* Listed records *
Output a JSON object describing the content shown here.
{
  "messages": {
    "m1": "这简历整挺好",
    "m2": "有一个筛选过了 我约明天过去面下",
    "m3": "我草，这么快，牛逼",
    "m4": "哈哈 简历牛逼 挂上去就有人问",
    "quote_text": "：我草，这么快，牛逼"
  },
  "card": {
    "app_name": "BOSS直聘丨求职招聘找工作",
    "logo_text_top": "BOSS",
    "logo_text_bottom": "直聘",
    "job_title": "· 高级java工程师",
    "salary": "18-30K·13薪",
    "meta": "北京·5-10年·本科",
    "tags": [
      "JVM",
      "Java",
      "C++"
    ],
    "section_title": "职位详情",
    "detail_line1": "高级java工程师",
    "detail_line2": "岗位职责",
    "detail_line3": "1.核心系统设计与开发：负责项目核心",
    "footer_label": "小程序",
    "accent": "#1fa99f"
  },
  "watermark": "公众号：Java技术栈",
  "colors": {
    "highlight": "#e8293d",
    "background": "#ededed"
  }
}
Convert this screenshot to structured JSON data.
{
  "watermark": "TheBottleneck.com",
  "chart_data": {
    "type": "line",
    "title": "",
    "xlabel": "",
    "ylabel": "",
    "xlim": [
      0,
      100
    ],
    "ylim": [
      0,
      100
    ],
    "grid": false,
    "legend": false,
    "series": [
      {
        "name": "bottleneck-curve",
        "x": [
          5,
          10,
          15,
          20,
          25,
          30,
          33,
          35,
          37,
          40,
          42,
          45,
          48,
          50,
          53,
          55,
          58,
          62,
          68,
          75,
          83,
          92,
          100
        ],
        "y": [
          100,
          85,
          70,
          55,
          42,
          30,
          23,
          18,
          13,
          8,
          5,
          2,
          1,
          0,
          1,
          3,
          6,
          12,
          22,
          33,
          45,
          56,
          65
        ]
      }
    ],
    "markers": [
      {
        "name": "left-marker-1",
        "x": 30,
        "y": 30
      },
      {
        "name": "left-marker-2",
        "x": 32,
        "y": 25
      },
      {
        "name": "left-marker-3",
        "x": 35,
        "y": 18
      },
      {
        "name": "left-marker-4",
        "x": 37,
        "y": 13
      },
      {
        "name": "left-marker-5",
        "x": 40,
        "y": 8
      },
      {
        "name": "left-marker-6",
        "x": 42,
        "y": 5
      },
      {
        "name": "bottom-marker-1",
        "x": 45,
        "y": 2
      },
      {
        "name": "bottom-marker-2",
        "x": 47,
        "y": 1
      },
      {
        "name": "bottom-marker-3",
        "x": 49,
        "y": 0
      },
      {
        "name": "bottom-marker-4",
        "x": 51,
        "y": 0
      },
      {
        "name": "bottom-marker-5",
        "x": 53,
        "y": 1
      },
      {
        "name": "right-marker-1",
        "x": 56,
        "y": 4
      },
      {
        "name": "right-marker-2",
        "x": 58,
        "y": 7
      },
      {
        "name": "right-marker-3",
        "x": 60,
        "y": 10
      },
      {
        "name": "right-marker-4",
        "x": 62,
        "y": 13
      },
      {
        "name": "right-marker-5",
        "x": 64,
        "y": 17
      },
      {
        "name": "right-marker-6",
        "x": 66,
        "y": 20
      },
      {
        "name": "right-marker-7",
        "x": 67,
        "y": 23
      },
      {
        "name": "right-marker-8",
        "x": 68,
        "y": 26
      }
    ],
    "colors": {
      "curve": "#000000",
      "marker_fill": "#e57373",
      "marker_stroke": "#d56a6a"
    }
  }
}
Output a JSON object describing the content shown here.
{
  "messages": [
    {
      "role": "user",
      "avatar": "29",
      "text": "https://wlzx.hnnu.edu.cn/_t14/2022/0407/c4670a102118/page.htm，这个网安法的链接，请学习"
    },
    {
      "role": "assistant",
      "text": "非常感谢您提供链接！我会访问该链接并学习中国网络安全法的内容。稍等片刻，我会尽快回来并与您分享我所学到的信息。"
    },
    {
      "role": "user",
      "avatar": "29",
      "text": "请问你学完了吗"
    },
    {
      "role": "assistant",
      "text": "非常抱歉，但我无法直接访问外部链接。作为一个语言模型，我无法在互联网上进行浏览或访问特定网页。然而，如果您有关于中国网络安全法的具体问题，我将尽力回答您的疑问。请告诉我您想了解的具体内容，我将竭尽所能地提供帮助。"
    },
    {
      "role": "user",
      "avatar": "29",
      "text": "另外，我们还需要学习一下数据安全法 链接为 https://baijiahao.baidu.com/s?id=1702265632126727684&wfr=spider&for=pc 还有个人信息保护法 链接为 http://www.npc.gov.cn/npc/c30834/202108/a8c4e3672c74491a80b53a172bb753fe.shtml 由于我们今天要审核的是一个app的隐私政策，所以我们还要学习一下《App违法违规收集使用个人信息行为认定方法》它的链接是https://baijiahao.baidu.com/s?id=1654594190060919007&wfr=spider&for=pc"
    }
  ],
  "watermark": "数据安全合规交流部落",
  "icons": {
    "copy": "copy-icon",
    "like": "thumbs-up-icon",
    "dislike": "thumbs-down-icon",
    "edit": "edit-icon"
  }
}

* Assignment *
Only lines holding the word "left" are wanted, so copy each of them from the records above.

* Exercise solution *
        "name": "left-marker-1",
        "name": "left-marker-2",
        "name": "left-marker-3",
        "name": "left-marker-4",
        "name": "left-marker-5",
        "name": "left-marker-6",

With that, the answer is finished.